■ Work required
Look through the data and write out every line with the word "KULLANICI" in it.

■ Data provided

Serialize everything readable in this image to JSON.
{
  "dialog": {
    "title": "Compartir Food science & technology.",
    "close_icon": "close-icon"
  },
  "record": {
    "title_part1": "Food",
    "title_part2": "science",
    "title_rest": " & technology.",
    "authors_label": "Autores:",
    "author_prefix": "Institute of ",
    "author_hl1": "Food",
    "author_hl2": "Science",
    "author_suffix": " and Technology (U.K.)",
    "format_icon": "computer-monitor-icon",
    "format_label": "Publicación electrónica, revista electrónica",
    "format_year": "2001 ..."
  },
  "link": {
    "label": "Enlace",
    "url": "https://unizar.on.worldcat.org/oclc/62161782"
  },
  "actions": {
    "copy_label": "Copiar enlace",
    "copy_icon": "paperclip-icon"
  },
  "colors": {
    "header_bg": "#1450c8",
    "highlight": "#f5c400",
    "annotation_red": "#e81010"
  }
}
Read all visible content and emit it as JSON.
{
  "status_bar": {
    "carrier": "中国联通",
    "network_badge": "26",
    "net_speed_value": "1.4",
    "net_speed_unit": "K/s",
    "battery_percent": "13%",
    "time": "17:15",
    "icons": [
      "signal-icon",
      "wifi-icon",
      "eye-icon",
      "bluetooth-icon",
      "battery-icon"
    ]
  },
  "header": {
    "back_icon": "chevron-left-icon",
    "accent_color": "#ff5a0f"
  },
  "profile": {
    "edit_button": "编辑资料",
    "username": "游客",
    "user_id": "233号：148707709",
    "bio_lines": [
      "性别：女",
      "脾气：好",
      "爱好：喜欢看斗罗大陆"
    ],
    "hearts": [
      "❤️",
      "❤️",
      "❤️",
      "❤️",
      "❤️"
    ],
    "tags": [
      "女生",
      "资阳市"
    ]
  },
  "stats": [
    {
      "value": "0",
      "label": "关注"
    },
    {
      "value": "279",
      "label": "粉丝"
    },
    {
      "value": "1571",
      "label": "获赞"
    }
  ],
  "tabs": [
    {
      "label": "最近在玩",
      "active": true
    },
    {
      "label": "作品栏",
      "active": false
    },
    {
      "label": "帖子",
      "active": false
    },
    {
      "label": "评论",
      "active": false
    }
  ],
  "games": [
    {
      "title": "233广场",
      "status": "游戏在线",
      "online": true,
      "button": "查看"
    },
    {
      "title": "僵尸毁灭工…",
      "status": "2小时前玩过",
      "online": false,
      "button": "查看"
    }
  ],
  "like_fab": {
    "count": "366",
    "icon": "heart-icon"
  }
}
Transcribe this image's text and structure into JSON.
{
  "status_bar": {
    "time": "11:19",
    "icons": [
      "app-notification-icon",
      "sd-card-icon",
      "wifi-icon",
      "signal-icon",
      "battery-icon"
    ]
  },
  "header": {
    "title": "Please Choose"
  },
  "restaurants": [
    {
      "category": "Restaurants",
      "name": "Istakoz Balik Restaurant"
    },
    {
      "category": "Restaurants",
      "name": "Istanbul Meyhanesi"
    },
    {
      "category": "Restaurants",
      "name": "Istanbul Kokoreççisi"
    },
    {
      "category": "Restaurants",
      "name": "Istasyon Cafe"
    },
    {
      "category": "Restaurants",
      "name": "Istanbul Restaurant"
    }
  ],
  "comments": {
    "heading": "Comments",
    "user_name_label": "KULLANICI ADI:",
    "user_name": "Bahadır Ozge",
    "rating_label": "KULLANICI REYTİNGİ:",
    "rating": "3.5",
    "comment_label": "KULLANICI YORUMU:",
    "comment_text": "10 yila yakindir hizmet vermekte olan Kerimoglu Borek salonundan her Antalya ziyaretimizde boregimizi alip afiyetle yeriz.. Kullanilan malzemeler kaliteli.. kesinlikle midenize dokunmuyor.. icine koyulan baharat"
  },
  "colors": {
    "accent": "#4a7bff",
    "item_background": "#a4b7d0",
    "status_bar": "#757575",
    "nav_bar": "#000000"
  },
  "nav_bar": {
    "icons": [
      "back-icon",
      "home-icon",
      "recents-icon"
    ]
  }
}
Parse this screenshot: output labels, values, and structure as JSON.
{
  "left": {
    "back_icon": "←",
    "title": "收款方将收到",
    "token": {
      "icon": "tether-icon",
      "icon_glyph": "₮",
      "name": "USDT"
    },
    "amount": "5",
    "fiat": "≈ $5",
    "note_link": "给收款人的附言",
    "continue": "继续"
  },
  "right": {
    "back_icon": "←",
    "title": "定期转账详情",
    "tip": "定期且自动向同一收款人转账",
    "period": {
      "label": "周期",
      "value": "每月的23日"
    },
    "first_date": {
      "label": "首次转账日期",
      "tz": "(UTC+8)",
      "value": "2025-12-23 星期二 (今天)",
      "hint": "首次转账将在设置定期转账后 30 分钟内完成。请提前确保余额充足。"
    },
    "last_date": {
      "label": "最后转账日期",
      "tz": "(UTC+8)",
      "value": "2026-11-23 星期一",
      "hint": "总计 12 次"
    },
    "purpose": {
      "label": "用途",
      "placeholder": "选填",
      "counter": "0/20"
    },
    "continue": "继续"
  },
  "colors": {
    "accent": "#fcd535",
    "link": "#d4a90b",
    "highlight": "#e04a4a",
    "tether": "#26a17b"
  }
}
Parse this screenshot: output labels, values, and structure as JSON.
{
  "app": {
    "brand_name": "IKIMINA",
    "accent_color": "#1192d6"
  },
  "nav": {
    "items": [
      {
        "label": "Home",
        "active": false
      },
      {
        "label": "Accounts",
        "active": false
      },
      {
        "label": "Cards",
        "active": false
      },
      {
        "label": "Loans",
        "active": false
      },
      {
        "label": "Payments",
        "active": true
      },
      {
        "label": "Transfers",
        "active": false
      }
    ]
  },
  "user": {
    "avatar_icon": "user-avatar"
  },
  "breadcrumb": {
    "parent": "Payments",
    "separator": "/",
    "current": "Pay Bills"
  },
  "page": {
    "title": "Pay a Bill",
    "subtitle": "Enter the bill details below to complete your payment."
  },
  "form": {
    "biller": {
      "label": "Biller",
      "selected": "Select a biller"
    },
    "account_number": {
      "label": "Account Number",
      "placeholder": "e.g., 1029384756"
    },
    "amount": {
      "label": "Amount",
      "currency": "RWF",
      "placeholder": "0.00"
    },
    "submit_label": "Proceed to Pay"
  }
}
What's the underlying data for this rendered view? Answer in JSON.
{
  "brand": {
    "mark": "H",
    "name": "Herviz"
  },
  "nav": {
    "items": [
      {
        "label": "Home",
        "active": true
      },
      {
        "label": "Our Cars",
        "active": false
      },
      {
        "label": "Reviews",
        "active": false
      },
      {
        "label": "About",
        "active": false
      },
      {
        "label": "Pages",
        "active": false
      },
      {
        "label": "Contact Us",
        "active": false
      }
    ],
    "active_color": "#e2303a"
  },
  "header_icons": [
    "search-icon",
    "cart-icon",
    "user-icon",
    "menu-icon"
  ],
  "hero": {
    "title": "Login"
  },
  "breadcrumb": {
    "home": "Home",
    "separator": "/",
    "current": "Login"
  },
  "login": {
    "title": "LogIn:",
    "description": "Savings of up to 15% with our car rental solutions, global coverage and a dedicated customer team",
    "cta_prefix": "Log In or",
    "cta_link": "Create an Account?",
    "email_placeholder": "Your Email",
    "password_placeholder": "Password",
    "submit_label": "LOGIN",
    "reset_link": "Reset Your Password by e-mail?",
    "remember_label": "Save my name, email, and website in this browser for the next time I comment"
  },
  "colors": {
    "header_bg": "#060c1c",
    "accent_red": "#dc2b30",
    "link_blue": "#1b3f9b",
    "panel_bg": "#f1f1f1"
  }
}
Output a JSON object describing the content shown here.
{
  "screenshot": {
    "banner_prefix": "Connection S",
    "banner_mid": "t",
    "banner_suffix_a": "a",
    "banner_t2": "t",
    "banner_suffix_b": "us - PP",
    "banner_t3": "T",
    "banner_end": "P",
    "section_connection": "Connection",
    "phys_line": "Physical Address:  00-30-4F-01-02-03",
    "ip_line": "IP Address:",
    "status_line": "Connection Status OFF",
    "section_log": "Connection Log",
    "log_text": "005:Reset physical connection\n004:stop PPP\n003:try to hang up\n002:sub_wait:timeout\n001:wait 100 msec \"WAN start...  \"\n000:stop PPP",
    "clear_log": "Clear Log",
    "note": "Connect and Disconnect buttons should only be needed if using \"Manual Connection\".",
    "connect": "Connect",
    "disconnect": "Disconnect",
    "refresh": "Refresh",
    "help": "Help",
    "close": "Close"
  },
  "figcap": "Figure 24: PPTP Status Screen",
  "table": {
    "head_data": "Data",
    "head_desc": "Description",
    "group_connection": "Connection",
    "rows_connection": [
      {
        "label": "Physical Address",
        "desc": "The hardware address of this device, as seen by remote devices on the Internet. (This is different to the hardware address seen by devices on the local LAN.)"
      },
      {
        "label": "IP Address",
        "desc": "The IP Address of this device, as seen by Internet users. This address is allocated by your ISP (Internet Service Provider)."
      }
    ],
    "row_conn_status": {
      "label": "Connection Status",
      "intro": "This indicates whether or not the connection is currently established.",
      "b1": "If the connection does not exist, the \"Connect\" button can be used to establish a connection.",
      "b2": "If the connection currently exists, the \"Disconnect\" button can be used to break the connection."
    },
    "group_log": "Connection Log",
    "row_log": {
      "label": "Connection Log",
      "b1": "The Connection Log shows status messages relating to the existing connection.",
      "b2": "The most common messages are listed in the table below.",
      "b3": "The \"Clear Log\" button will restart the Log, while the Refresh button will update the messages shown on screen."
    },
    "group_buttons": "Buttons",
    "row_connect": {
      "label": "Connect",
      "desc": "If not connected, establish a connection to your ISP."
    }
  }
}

■ Reply
    "user_name_label": "KULLANICI ADI:",
    "rating_label": "KULLANICI REYTİNGİ:",
    "comment_label": "KULLANICI YORUMU:",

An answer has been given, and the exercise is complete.